━━━━━ Material for this exercise

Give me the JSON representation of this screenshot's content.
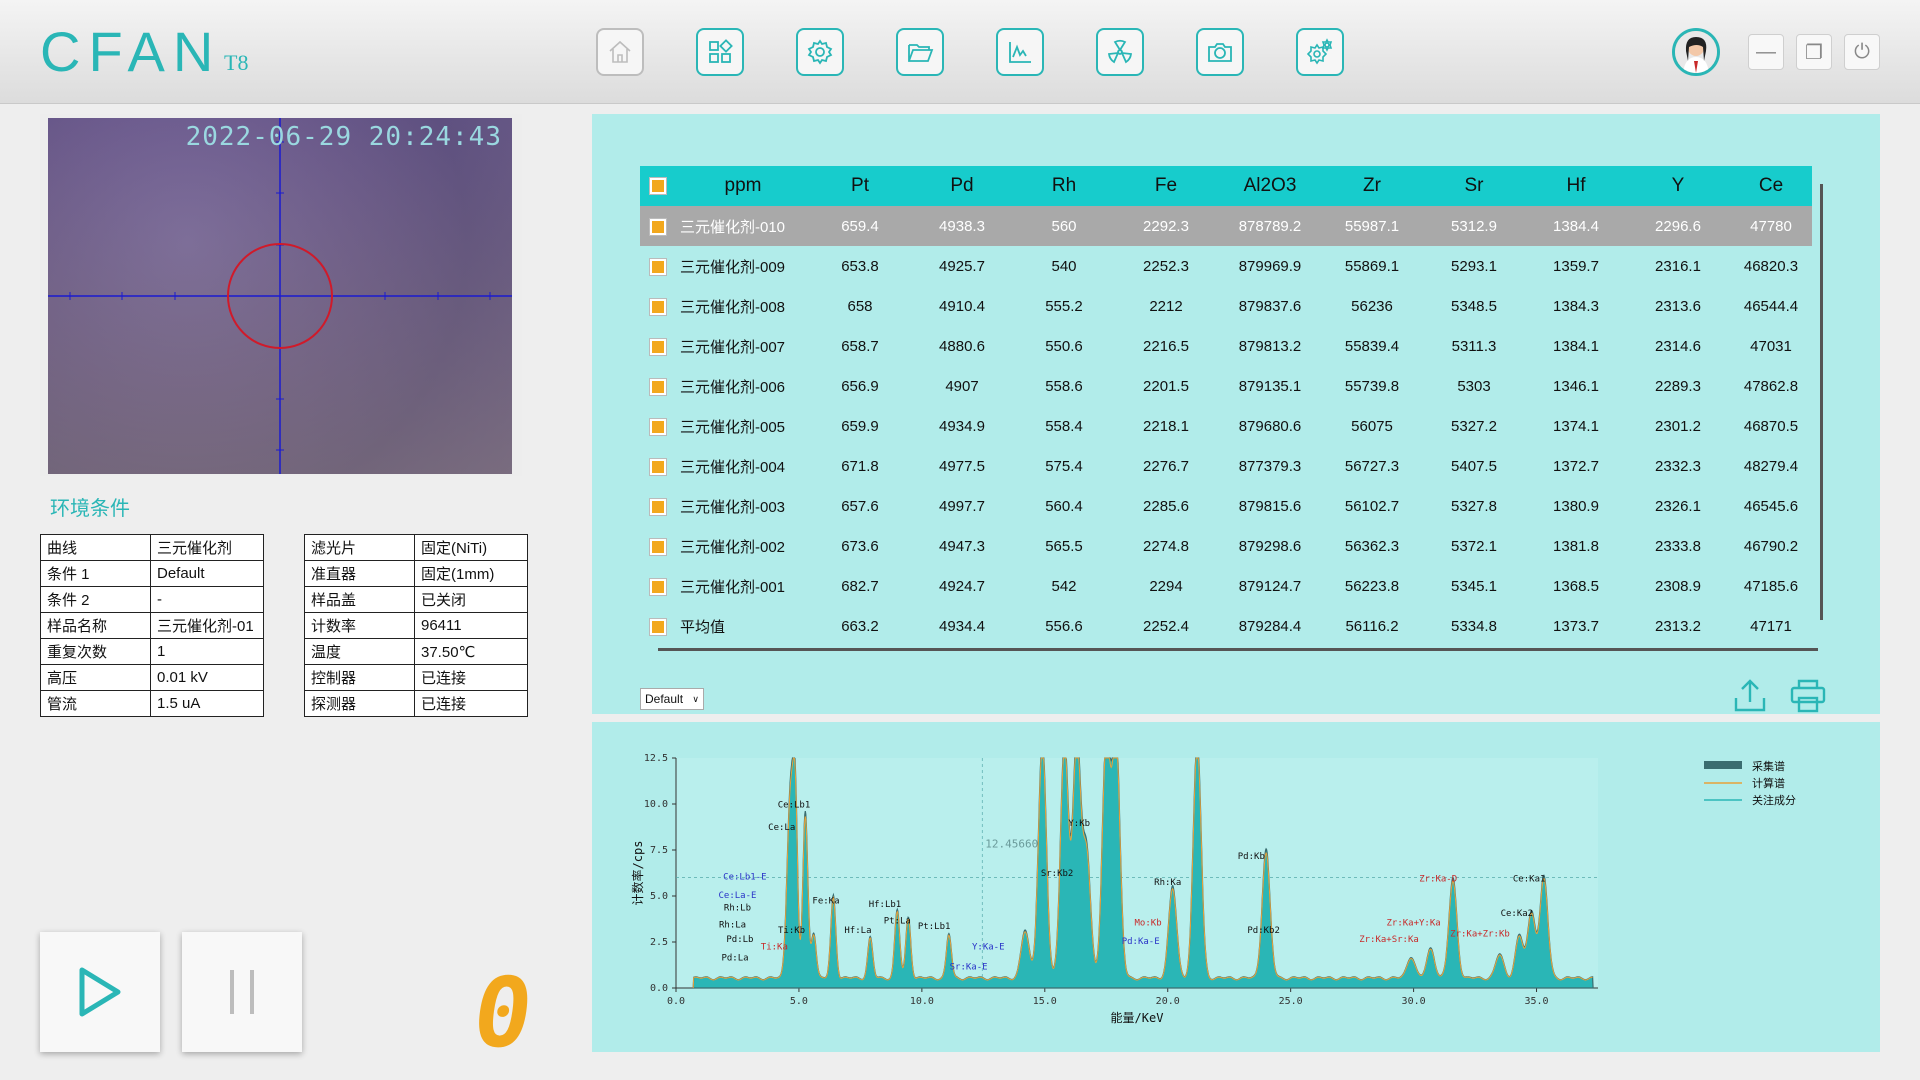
{
  "header": {
    "logo_text": "CFAN",
    "model": "T8",
    "tools": [
      "home-icon",
      "apps-icon",
      "settings-icon",
      "folder-icon",
      "spectrum-icon",
      "radiation-icon",
      "camera-icon",
      "advanced-settings-icon"
    ],
    "window_buttons": [
      "—",
      "❐",
      "⏻"
    ]
  },
  "camera": {
    "timestamp": "2022-06-29 20:24:43"
  },
  "environment": {
    "title": "环境条件",
    "left": [
      {
        "k": "曲线",
        "v": "三元催化剂"
      },
      {
        "k": "条件 1",
        "v": "Default"
      },
      {
        "k": "条件 2",
        "v": "-"
      },
      {
        "k": "样品名称",
        "v": "三元催化剂-01"
      },
      {
        "k": "重复次数",
        "v": "1"
      },
      {
        "k": "高压",
        "v": "0.01 kV"
      },
      {
        "k": "管流",
        "v": "1.5 uA"
      }
    ],
    "right": [
      {
        "k": "滤光片",
        "v": "固定(NiTi)"
      },
      {
        "k": "准直器",
        "v": "固定(1mm)"
      },
      {
        "k": "样品盖",
        "v": "已关闭"
      },
      {
        "k": "计数率",
        "v": "96411"
      },
      {
        "k": "温度",
        "v": "37.50℃"
      },
      {
        "k": "控制器",
        "v": "已连接"
      },
      {
        "k": "探测器",
        "v": "已连接"
      }
    ]
  },
  "counter": "0",
  "results": {
    "headers": [
      "ppm",
      "Pt",
      "Pd",
      "Rh",
      "Fe",
      "Al2O3",
      "Zr",
      "Sr",
      "Hf",
      "Y",
      "Ce"
    ],
    "rows": [
      [
        "三元催化剂-010",
        "659.4",
        "4938.3",
        "560",
        "2292.3",
        "878789.2",
        "55987.1",
        "5312.9",
        "1384.4",
        "2296.6",
        "47780"
      ],
      [
        "三元催化剂-009",
        "653.8",
        "4925.7",
        "540",
        "2252.3",
        "879969.9",
        "55869.1",
        "5293.1",
        "1359.7",
        "2316.1",
        "46820.3"
      ],
      [
        "三元催化剂-008",
        "658",
        "4910.4",
        "555.2",
        "2212",
        "879837.6",
        "56236",
        "5348.5",
        "1384.3",
        "2313.6",
        "46544.4"
      ],
      [
        "三元催化剂-007",
        "658.7",
        "4880.6",
        "550.6",
        "2216.5",
        "879813.2",
        "55839.4",
        "5311.3",
        "1384.1",
        "2314.6",
        "47031"
      ],
      [
        "三元催化剂-006",
        "656.9",
        "4907",
        "558.6",
        "2201.5",
        "879135.1",
        "55739.8",
        "5303",
        "1346.1",
        "2289.3",
        "47862.8"
      ],
      [
        "三元催化剂-005",
        "659.9",
        "4934.9",
        "558.4",
        "2218.1",
        "879680.6",
        "56075",
        "5327.2",
        "1374.1",
        "2301.2",
        "46870.5"
      ],
      [
        "三元催化剂-004",
        "671.8",
        "4977.5",
        "575.4",
        "2276.7",
        "877379.3",
        "56727.3",
        "5407.5",
        "1372.7",
        "2332.3",
        "48279.4"
      ],
      [
        "三元催化剂-003",
        "657.6",
        "4997.7",
        "560.4",
        "2285.6",
        "879815.6",
        "56102.7",
        "5327.8",
        "1380.9",
        "2326.1",
        "46545.6"
      ],
      [
        "三元催化剂-002",
        "673.6",
        "4947.3",
        "565.5",
        "2274.8",
        "879298.6",
        "56362.3",
        "5372.1",
        "1381.8",
        "2333.8",
        "46790.2"
      ],
      [
        "三元催化剂-001",
        "682.7",
        "4924.7",
        "542",
        "2294",
        "879124.7",
        "56223.8",
        "5345.1",
        "1368.5",
        "2308.9",
        "47185.6"
      ],
      [
        "平均值",
        "663.2",
        "4934.4",
        "556.6",
        "2252.4",
        "879284.4",
        "56116.2",
        "5334.8",
        "1373.7",
        "2313.2",
        "47171"
      ]
    ],
    "condition_select": "Default"
  },
  "chart_data": {
    "type": "area",
    "xlabel": "能量/KeV",
    "ylabel": "计数率/cps",
    "xlim": [
      0,
      37.5
    ],
    "ylim": [
      0,
      12.5
    ],
    "xticks": [
      "0.0",
      "5.0",
      "10.0",
      "15.0",
      "20.0",
      "25.0",
      "30.0",
      "35.0"
    ],
    "yticks": [
      "0.0",
      "2.5",
      "5.0",
      "7.5",
      "10.0",
      "12.5"
    ],
    "cursor_readout": "12.456608",
    "legend": [
      {
        "name": "采集谱",
        "color": "#3a6d70"
      },
      {
        "name": "计算谱",
        "color": "#e8a23a"
      },
      {
        "name": "关注成分",
        "color": "#2ab6b6"
      }
    ],
    "peaks": [
      {
        "e": 4.84,
        "h": 10.5
      },
      {
        "e": 4.65,
        "h": 8.2
      },
      {
        "e": 5.26,
        "h": 9.0
      },
      {
        "e": 4.51,
        "h": 2.6
      },
      {
        "e": 5.6,
        "h": 2.5
      },
      {
        "e": 6.4,
        "h": 4.5
      },
      {
        "e": 7.9,
        "h": 2.2
      },
      {
        "e": 9.0,
        "h": 3.7
      },
      {
        "e": 9.45,
        "h": 3.3
      },
      {
        "e": 11.1,
        "h": 2.4
      },
      {
        "e": 14.2,
        "h": 2.6
      },
      {
        "e": 14.9,
        "h": 13
      },
      {
        "e": 15.8,
        "h": 13
      },
      {
        "e": 16.3,
        "h": 13
      },
      {
        "e": 16.7,
        "h": 7.0
      },
      {
        "e": 17.5,
        "h": 13
      },
      {
        "e": 17.9,
        "h": 13
      },
      {
        "e": 20.2,
        "h": 5.0
      },
      {
        "e": 21.2,
        "h": 13
      },
      {
        "e": 24.0,
        "h": 7.0
      },
      {
        "e": 29.9,
        "h": 1.2
      },
      {
        "e": 30.7,
        "h": 1.6
      },
      {
        "e": 31.6,
        "h": 5.4
      },
      {
        "e": 33.5,
        "h": 1.3
      },
      {
        "e": 34.3,
        "h": 2.3
      },
      {
        "e": 34.8,
        "h": 3.6
      },
      {
        "e": 35.3,
        "h": 5.5
      }
    ],
    "annotations": [
      {
        "text": "Ce:Lb1",
        "e": 4.8,
        "y": 9.8,
        "color": "#111"
      },
      {
        "text": "Ce:La",
        "e": 4.3,
        "y": 8.6,
        "color": "#111"
      },
      {
        "text": "Ce:Lb1-E",
        "e": 2.8,
        "y": 5.9,
        "color": "#2a34c8"
      },
      {
        "text": "Ce:La-E",
        "e": 2.5,
        "y": 4.9,
        "color": "#2a34c8"
      },
      {
        "text": "Rh:Lb",
        "e": 2.5,
        "y": 4.2,
        "color": "#111"
      },
      {
        "text": "Rh:La",
        "e": 2.3,
        "y": 3.3,
        "color": "#111"
      },
      {
        "text": "Pd:Lb",
        "e": 2.6,
        "y": 2.5,
        "color": "#111"
      },
      {
        "text": "Pd:La",
        "e": 2.4,
        "y": 1.5,
        "color": "#111"
      },
      {
        "text": "Ti:Kb",
        "e": 4.7,
        "y": 3.0,
        "color": "#111"
      },
      {
        "text": "Ti:Ka",
        "e": 4.0,
        "y": 2.1,
        "color": "#c82a2a"
      },
      {
        "text": "Fe:Ka",
        "e": 6.1,
        "y": 4.6,
        "color": "#111"
      },
      {
        "text": "Hf:La",
        "e": 7.4,
        "y": 3.0,
        "color": "#111"
      },
      {
        "text": "Hf:Lb1",
        "e": 8.5,
        "y": 4.4,
        "color": "#111"
      },
      {
        "text": "Pt:La",
        "e": 9.0,
        "y": 3.5,
        "color": "#111"
      },
      {
        "text": "Pt:Lb1",
        "e": 10.5,
        "y": 3.2,
        "color": "#111"
      },
      {
        "text": "Y:Ka-E",
        "e": 12.7,
        "y": 2.1,
        "color": "#2a34c8"
      },
      {
        "text": "Sr:Ka-E",
        "e": 11.9,
        "y": 1.0,
        "color": "#2a34c8"
      },
      {
        "text": "Sr:Kb2",
        "e": 15.5,
        "y": 6.1,
        "color": "#111"
      },
      {
        "text": "Y:Kb",
        "e": 16.4,
        "y": 8.8,
        "color": "#111"
      },
      {
        "text": "Rh:Ka",
        "e": 20.0,
        "y": 5.6,
        "color": "#111"
      },
      {
        "text": "Mo:Kb",
        "e": 19.2,
        "y": 3.4,
        "color": "#c82a2a"
      },
      {
        "text": "Pd:Ka-E",
        "e": 18.9,
        "y": 2.4,
        "color": "#2a34c8"
      },
      {
        "text": "Pd:Kb",
        "e": 23.4,
        "y": 7.0,
        "color": "#111"
      },
      {
        "text": "Pd:Kb2",
        "e": 23.9,
        "y": 3.0,
        "color": "#111"
      },
      {
        "text": "Zr:Ka-D",
        "e": 31.0,
        "y": 5.8,
        "color": "#c82a2a"
      },
      {
        "text": "Zr:Ka+Y:Ka",
        "e": 30.0,
        "y": 3.4,
        "color": "#c82a2a"
      },
      {
        "text": "Zr:Ka+Sr:Ka",
        "e": 29.0,
        "y": 2.5,
        "color": "#c82a2a"
      },
      {
        "text": "Zr:Ka+Zr:Kb",
        "e": 32.7,
        "y": 2.8,
        "color": "#c82a2a"
      },
      {
        "text": "Ce:Ka1",
        "e": 34.7,
        "y": 5.8,
        "color": "#111"
      },
      {
        "text": "Ce:Ka2",
        "e": 34.2,
        "y": 3.9,
        "color": "#111"
      }
    ]
  }
}
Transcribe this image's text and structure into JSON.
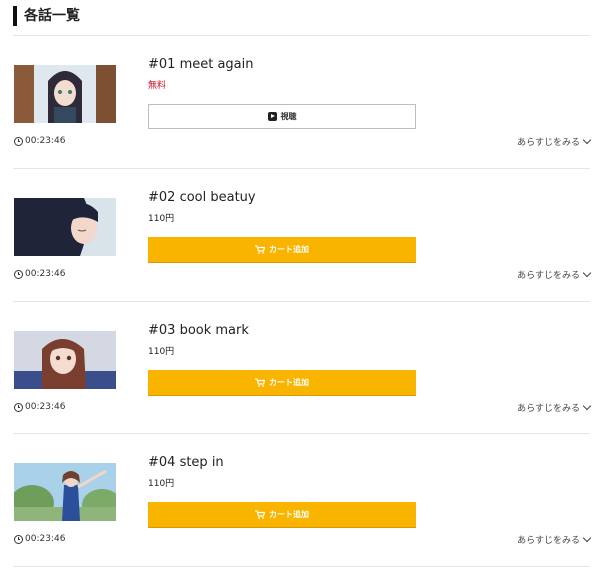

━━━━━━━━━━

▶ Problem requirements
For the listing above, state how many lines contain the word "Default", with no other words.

▶ Your solution
2